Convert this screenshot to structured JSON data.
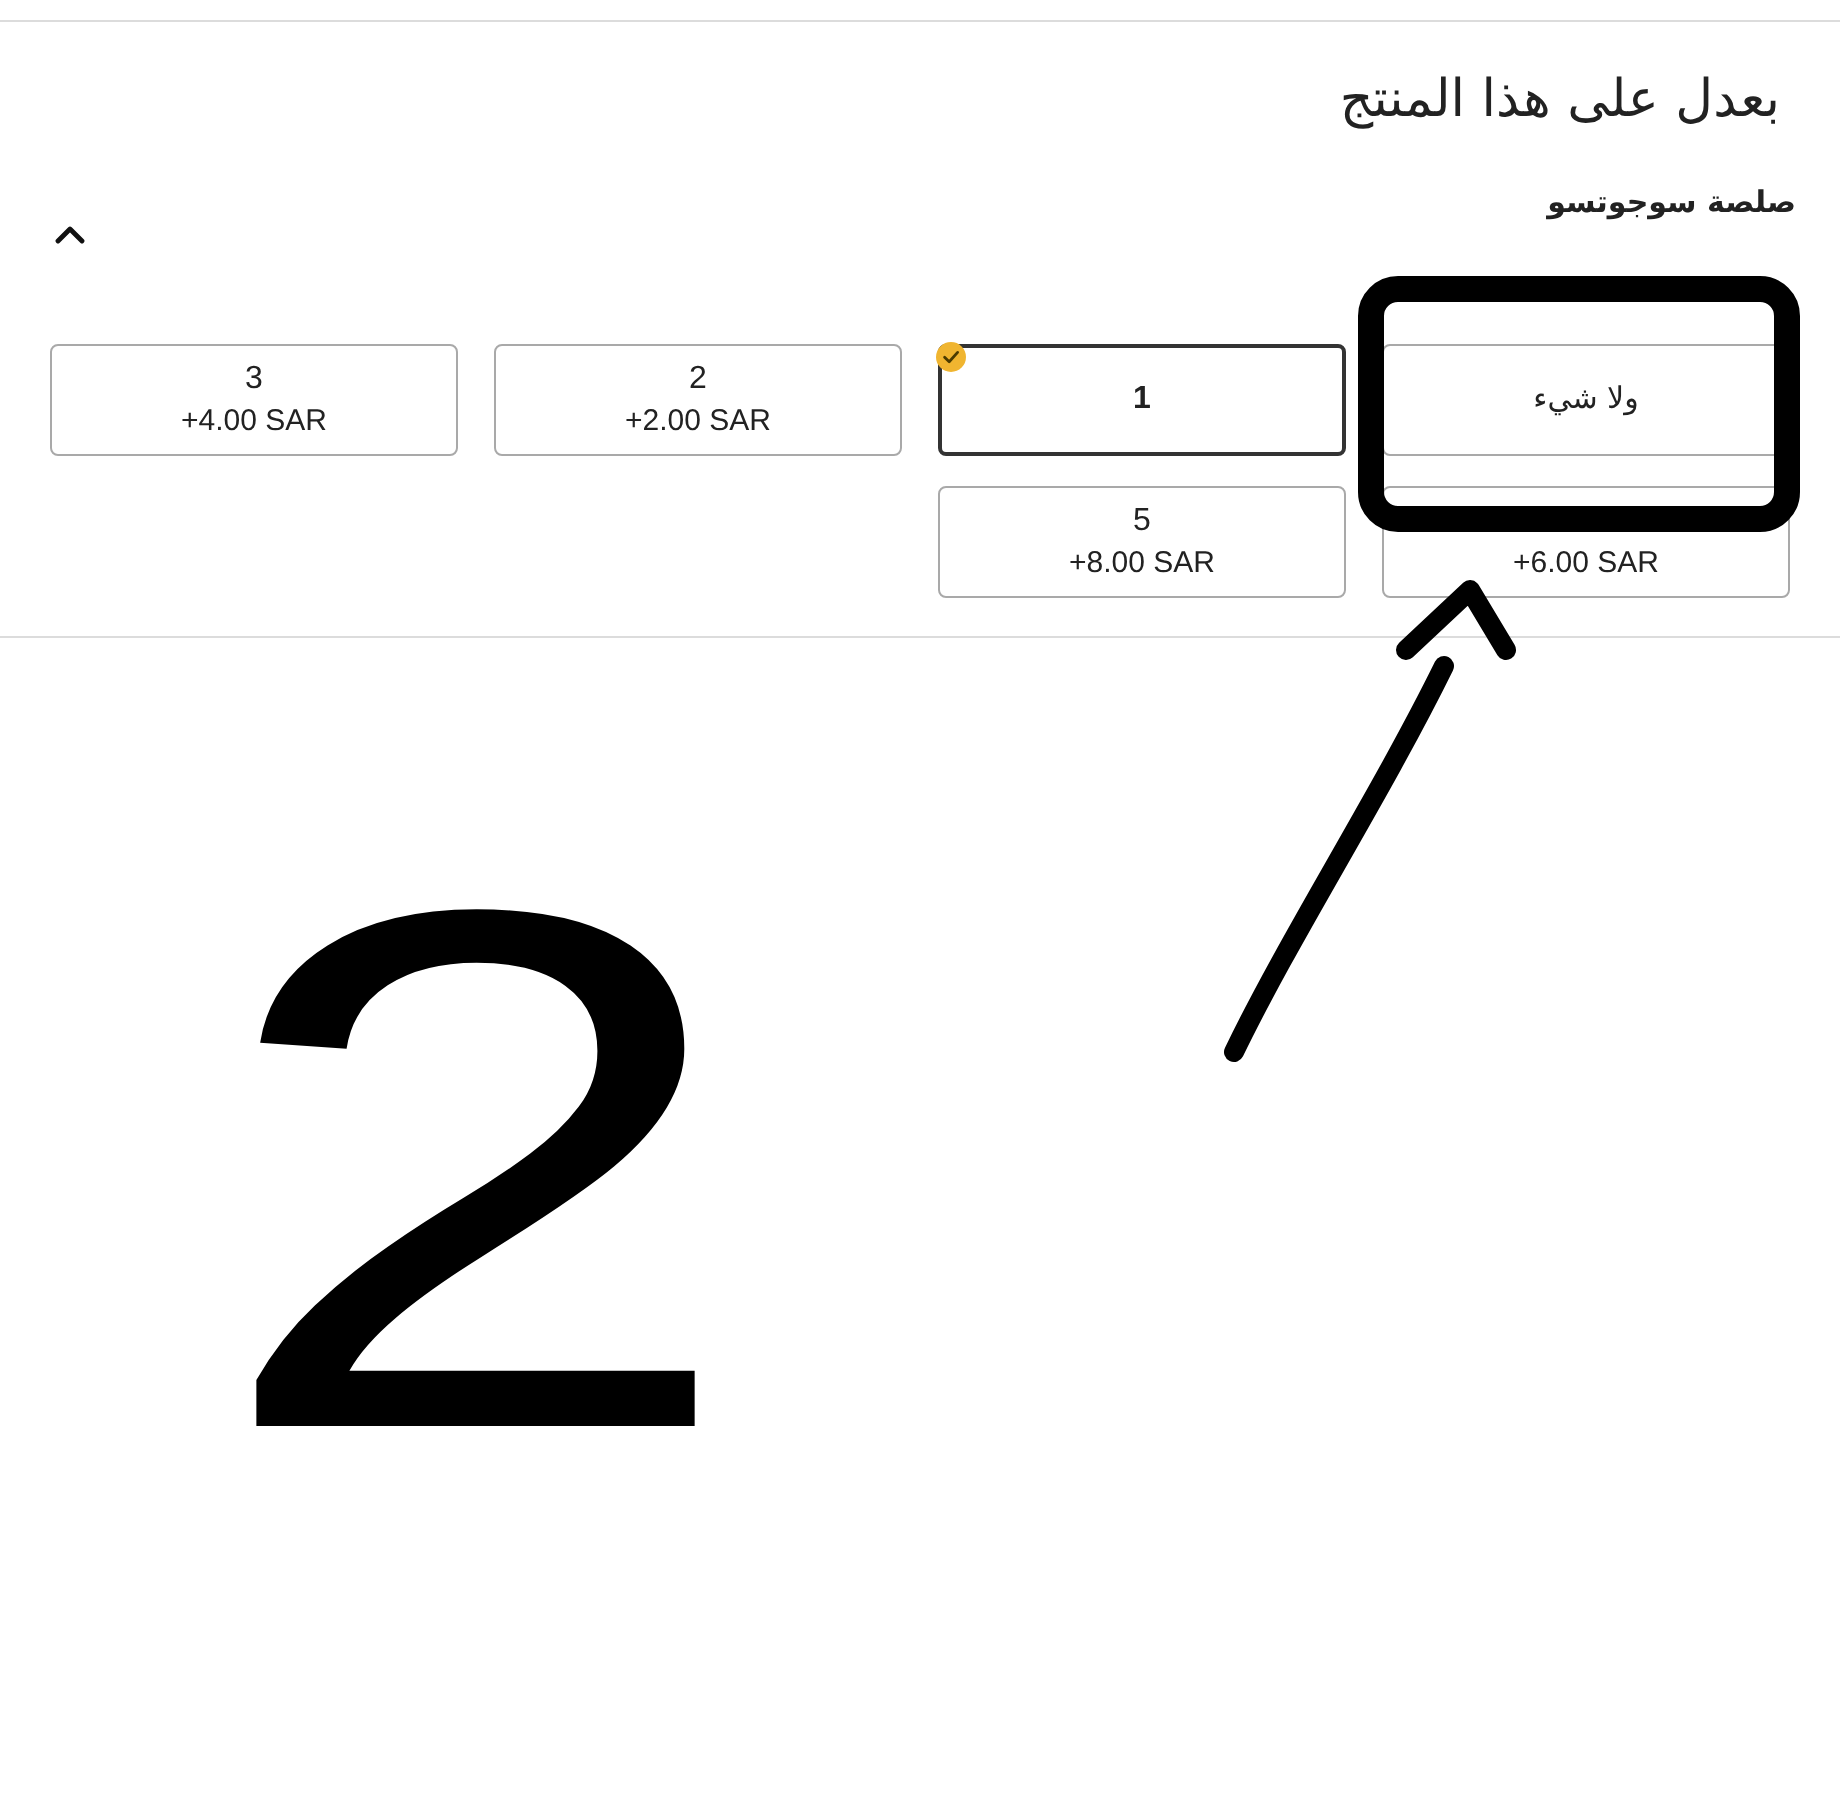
{
  "header": {
    "title": "بعدل على هذا المنتج"
  },
  "section": {
    "title": "صلصة سوجوتسو",
    "expanded": true,
    "options": [
      {
        "label": "ولا شيء",
        "selected": false
      },
      {
        "label": "1",
        "selected": true
      },
      {
        "label": "2",
        "price": "+2.00 SAR",
        "selected": false
      },
      {
        "label": "3",
        "price": "+4.00 SAR",
        "selected": false
      },
      {
        "price": "+6.00 SAR",
        "selected": false
      },
      {
        "label": "5",
        "price": "+8.00 SAR",
        "selected": false
      }
    ]
  },
  "annotations": [
    {
      "kind": "rectangle"
    },
    {
      "kind": "arrow"
    },
    {
      "kind": "number",
      "text": "2"
    }
  ]
}
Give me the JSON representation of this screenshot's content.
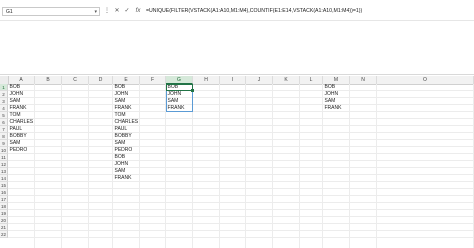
{
  "formula_bar": {
    "name_box": "G1",
    "cancel_glyph": "✕",
    "enter_glyph": "✓",
    "fx_label": "fx",
    "formula": "=UNIQUE(FILTER(VSTACK(A1:A10,M1:M4),COUNTIF(E1:E14,VSTACK(A1:A10,M1:M4))=1))",
    "dropdown_glyph": "▾",
    "more_glyph": "⋮"
  },
  "grid": {
    "columns": [
      "A",
      "B",
      "C",
      "D",
      "E",
      "F",
      "G",
      "H",
      "I",
      "J",
      "K",
      "L",
      "M",
      "N",
      "O"
    ],
    "rows": [
      "1",
      "2",
      "3",
      "4",
      "5",
      "6",
      "7",
      "8",
      "9",
      "10",
      "11",
      "12",
      "13",
      "14",
      "15",
      "16",
      "17",
      "18",
      "19",
      "20",
      "21",
      "22"
    ],
    "selected_column": "G",
    "selected_row": "1",
    "colA": [
      "BOB",
      "JOHN",
      "SAM",
      "FRANK",
      "TOM",
      "CHARLES",
      "PAUL",
      "BOBBY",
      "SAM",
      "PEDRO"
    ],
    "colE": [
      "BOB",
      "JOHN",
      "SAM",
      "FRANK",
      "TOM",
      "CHARLES",
      "PAUL",
      "BOBBY",
      "SAM",
      "PEDRO",
      "BOB",
      "JOHN",
      "SAM",
      "FRANK"
    ],
    "colG": [
      "BOB",
      "JOHN",
      "SAM",
      "FRANK"
    ],
    "colM": [
      "BOB",
      "JOHN",
      "SAM",
      "FRANK"
    ]
  }
}
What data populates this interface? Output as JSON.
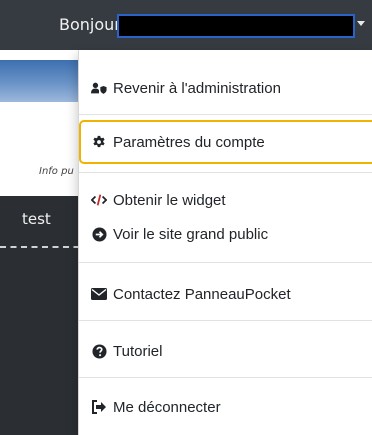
{
  "header": {
    "greeting": "Bonjour,"
  },
  "background": {
    "info_text": "Info pu",
    "panel_text": "test"
  },
  "menu": {
    "items": [
      {
        "label": "Revenir à l'administration",
        "icon": "user-shield-icon"
      },
      {
        "label": "Paramètres du compte",
        "icon": "gear-icon"
      },
      {
        "label": "Obtenir le widget",
        "icon": "code-icon"
      },
      {
        "label": "Voir le site grand public",
        "icon": "arrow-circle-right-icon"
      },
      {
        "label": "Contactez PanneauPocket",
        "icon": "envelope-icon"
      },
      {
        "label": "Tutoriel",
        "icon": "question-circle-icon"
      },
      {
        "label": "Me déconnecter",
        "icon": "sign-out-icon"
      }
    ]
  },
  "colors": {
    "topbar": "#353b40",
    "highlight_border": "#f0b400",
    "name_box_border": "#2a63c7"
  }
}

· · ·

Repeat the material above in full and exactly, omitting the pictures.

Convert this screenshot to structured JSON data.
{
  "header": {
    "title": "بعدل على هذا المنتج"
  },
  "section": {
    "title": "صلصة سوجوتسو",
    "expanded": true,
    "options": [
      {
        "label": "ولا شيء",
        "selected": false
      },
      {
        "label": "1",
        "selected": true
      },
      {
        "label": "2",
        "price": "+2.00 SAR",
        "selected": false
      },
      {
        "label": "3",
        "price": "+4.00 SAR",
        "selected": false
      },
      {
        "price": "+6.00 SAR",
        "selected": false
      },
      {
        "label": "5",
        "price": "+8.00 SAR",
        "selected": false
      }
    ]
  },
  "annotations": [
    {
      "kind": "rectangle"
    },
    {
      "kind": "arrow"
    },
    {
      "kind": "number",
      "text": "2"
    }
  ]
}
Give me the JSON representation of this screenshot's content.
{
  "formula_bar": {
    "name_box": "G1",
    "cancel_glyph": "✕",
    "enter_glyph": "✓",
    "fx_label": "fx",
    "formula": "=UNIQUE(FILTER(VSTACK(A1:A10,M1:M4),COUNTIF(E1:E14,VSTACK(A1:A10,M1:M4))=1))",
    "dropdown_glyph": "▾",
    "more_glyph": "⋮"
  },
  "grid": {
    "columns": [
      "A",
      "B",
      "C",
      "D",
      "E",
      "F",
      "G",
      "H",
      "I",
      "J",
      "K",
      "L",
      "M",
      "N",
      "O"
    ],
    "rows": [
      "1",
      "2",
      "3",
      "4",
      "5",
      "6",
      "7",
      "8",
      "9",
      "10",
      "11",
      "12",
      "13",
      "14",
      "15",
      "16",
      "17",
      "18",
      "19",
      "20",
      "21",
      "22"
    ],
    "selected_column": "G",
    "selected_row": "1",
    "colA": [
      "BOB",
      "JOHN",
      "SAM",
      "FRANK",
      "TOM",
      "CHARLES",
      "PAUL",
      "BOBBY",
      "SAM",
      "PEDRO"
    ],
    "colE": [
      "BOB",
      "JOHN",
      "SAM",
      "FRANK",
      "TOM",
      "CHARLES",
      "PAUL",
      "BOBBY",
      "SAM",
      "PEDRO",
      "BOB",
      "JOHN",
      "SAM",
      "FRANK"
    ],
    "colG": [
      "BOB",
      "JOHN",
      "SAM",
      "FRANK"
    ],
    "colM": [
      "BOB",
      "JOHN",
      "SAM",
      "FRANK"
    ]
  }
}
What data populates this interface? Output as JSON.
{
  "header": {
    "greeting": "Bonjour,"
  },
  "background": {
    "info_text": "Info pu",
    "panel_text": "test"
  },
  "menu": {
    "items": [
      {
        "label": "Revenir à l'administration",
        "icon": "user-shield-icon"
      },
      {
        "label": "Paramètres du compte",
        "icon": "gear-icon"
      },
      {
        "label": "Obtenir le widget",
        "icon": "code-icon"
      },
      {
        "label": "Voir le site grand public",
        "icon": "arrow-circle-right-icon"
      },
      {
        "label": "Contactez PanneauPocket",
        "icon": "envelope-icon"
      },
      {
        "label": "Tutoriel",
        "icon": "question-circle-icon"
      },
      {
        "label": "Me déconnecter",
        "icon": "sign-out-icon"
      }
    ]
  },
  "colors": {
    "topbar": "#353b40",
    "highlight_border": "#f0b400",
    "name_box_border": "#2a63c7"
  }
}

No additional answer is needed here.